I had to be careful placing the blue spaceman onto the cake as he needed to be pressed in enough to not fall over (the icing can creep over time) but at the same time not break through the fondant as this would make him much less stable. The white spacewoman was posed holding the ladder so was much more stable. The wide stance of the L-Cake lander itself, combined with its landing feet pads, was as well designed for landing on cake fondant as it was for landing stably on the soft moon surface!
Step 8: Polaroid Photo Station
To add a bit of fun we had a polaroid photo station for guests to add into a scrap book. The space theme made this very easy as there were lots of things available to use.
We found a quiet site in the venue under a staircase, and put up cardboard cut-outs of a rocket and an astronaut (we cut the visor out for people to look through). We then added some random alien pound shop props and other bits and left a polaroid camera to let people's creativity take over.
To make it work properly we bought a cheap photography lamp so there was enough light, placed plenty of film packs, a scrap book, some glue and some sharpies for comments.
Step 9: And for the Kids...
Much as the kids had fun with the polaroid booth, we had to add other things for them to do, some of which we managed to keep on theme...
...the most popular of which was the stomp rockets!
We also brought space themed drawing and colouring books, as well as a 3D Space book that looks from the photos to have been enjoyed more by the adults
Step 10: Other Decorations: Candlesticks in the Ceremony Room
When we viewed the venue there was an empty candelabra in the ceremony room that gave me an idea. I measured it while I was there and designed a couple of parts to 3D print in triplicate. One part was a straight adaptor to plug into the candelabra to mount a section of chrome curtain pole tube, and the section was a larger version of the place card holder rocket with a stub to plug the rocket into the tube. With three tubes of different lengths and the mirror behind too, this gave a great visual effect.
I erred on the side of undersize for the adaptor plug as I wouldn't have a chance to test fit it, but a couple of layers of tape brought it out to size.
Step 11: Other Decorations: Big Orange Rocket
As well as sourcing the previously mentioned space craft components, my best man also surprised me during the set up with a 7-foot fluorescent orange rocket. While it isn't quite able to get to space it is a real rocket that has propelled itself to supersonic speeds! It really looked phenomenal behind the band with their lighting effects.

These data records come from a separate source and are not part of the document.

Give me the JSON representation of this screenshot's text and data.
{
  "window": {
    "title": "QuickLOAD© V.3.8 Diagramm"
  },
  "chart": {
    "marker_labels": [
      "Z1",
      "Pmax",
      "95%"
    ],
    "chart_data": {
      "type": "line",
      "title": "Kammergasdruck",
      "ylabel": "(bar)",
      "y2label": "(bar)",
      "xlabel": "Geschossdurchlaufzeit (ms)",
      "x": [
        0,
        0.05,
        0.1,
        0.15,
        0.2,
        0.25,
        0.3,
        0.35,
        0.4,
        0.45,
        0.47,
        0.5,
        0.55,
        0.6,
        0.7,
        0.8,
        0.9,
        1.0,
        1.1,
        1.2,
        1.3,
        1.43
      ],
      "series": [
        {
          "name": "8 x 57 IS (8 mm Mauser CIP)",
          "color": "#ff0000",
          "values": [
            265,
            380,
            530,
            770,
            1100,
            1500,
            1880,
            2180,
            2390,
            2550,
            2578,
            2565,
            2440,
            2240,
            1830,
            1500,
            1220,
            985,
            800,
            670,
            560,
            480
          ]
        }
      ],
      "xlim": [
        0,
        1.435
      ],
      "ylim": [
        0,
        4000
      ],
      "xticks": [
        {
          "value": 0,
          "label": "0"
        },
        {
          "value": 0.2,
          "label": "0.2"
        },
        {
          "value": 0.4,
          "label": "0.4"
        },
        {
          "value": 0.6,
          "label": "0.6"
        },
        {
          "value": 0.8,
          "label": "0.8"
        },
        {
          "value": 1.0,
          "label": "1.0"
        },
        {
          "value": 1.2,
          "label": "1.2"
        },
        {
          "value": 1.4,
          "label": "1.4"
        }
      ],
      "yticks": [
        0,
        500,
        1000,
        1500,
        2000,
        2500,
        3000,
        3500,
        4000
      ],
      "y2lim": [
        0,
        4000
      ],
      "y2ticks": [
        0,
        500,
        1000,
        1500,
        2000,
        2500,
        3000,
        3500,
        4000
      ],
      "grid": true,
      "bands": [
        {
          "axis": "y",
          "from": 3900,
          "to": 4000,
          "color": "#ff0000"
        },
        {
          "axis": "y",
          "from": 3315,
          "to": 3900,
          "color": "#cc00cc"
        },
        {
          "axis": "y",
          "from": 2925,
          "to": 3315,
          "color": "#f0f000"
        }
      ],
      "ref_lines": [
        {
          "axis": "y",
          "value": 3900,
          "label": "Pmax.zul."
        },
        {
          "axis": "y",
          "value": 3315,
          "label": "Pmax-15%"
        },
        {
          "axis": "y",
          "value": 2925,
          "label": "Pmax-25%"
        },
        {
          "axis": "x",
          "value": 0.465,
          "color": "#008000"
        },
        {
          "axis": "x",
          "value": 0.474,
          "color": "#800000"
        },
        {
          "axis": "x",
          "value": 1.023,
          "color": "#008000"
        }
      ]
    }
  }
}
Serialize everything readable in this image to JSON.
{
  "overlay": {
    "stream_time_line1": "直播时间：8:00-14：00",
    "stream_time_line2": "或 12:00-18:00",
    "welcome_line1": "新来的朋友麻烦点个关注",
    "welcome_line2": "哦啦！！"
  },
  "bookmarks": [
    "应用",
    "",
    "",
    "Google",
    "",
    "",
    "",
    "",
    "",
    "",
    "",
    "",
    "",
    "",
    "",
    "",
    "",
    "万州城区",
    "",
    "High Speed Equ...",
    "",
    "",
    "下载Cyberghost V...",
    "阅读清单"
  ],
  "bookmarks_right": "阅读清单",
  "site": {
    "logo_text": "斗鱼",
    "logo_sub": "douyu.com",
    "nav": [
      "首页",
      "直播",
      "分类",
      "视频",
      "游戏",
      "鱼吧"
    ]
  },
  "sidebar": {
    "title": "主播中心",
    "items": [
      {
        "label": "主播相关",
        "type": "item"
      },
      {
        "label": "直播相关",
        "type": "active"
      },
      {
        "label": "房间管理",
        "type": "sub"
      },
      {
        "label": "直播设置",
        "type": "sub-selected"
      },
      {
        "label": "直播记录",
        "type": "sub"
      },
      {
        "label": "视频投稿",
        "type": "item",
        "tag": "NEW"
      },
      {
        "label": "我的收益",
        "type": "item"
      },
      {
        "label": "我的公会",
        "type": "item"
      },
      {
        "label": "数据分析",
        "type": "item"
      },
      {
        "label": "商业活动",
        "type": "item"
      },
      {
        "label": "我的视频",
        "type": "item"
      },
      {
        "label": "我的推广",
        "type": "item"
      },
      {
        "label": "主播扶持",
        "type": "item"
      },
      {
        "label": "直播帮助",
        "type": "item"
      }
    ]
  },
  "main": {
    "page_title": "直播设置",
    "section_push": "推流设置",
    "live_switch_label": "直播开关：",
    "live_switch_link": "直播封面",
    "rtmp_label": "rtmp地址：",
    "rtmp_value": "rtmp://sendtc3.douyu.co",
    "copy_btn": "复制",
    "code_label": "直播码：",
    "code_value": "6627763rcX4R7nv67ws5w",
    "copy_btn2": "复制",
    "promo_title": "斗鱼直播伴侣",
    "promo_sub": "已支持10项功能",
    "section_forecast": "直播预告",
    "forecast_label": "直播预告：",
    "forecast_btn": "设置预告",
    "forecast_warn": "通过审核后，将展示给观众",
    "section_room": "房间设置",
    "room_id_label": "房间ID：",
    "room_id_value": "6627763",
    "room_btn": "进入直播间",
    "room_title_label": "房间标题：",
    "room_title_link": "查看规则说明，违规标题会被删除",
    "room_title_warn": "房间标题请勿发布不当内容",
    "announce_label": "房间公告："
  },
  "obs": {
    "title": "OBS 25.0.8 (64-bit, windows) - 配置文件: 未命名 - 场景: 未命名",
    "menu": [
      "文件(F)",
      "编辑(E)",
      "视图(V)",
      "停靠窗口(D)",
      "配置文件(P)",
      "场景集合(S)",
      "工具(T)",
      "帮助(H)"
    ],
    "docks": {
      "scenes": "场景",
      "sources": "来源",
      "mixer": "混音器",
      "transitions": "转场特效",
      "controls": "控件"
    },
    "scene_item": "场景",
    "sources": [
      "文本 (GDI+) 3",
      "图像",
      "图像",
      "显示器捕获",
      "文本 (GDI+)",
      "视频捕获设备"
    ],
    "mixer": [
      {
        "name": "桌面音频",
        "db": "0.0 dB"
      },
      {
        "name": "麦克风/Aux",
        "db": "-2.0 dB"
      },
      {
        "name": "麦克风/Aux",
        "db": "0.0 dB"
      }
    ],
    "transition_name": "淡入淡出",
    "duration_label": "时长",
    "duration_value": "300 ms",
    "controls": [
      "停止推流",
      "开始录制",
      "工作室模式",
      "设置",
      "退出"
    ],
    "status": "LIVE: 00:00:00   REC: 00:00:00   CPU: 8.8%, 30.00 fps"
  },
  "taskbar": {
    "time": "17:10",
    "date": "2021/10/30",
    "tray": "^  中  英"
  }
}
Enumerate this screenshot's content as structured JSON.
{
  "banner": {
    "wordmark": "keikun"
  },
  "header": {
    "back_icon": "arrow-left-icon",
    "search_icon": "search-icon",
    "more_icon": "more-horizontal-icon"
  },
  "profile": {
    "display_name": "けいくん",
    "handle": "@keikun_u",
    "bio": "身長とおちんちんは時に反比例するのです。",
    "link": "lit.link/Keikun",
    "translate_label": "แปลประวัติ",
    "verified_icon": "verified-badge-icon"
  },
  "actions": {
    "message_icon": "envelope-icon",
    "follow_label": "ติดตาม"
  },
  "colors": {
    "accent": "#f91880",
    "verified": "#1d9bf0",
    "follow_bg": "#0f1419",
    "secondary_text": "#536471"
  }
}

Step 12: Other Decorations: Space Duck and Giant Lego Spaceman
Guarding our card post box was space duck, a giant rubber duck with a space helmet. I made the helmet by dremelling a neck hole into a giant plastic bauble designed for filling with sweets. The bauble opens in half so the hole only had to be big enough to clip round the duck's neck.
The king of all the small Lego spacemen was a giant red spaceman I 3D printed in several parts. Like his smaller subjects he is fully posable and was printed from two designs available on Thingiverse: The Lego minifig and the astronaut accessories. He came out beautifully, and just needed his badge printing and his face carefully sharpie-ing on.
Step 13: That's All Folks
Thanks to everyone who made it this far, this describes all the space related aspects of our wedding.
If you enjoyed it don't forget to vote in the Space, Wedding and 3D printing contests, and check out my other instructables for, among other things, some non-space-related wedding instructables for more inspiration.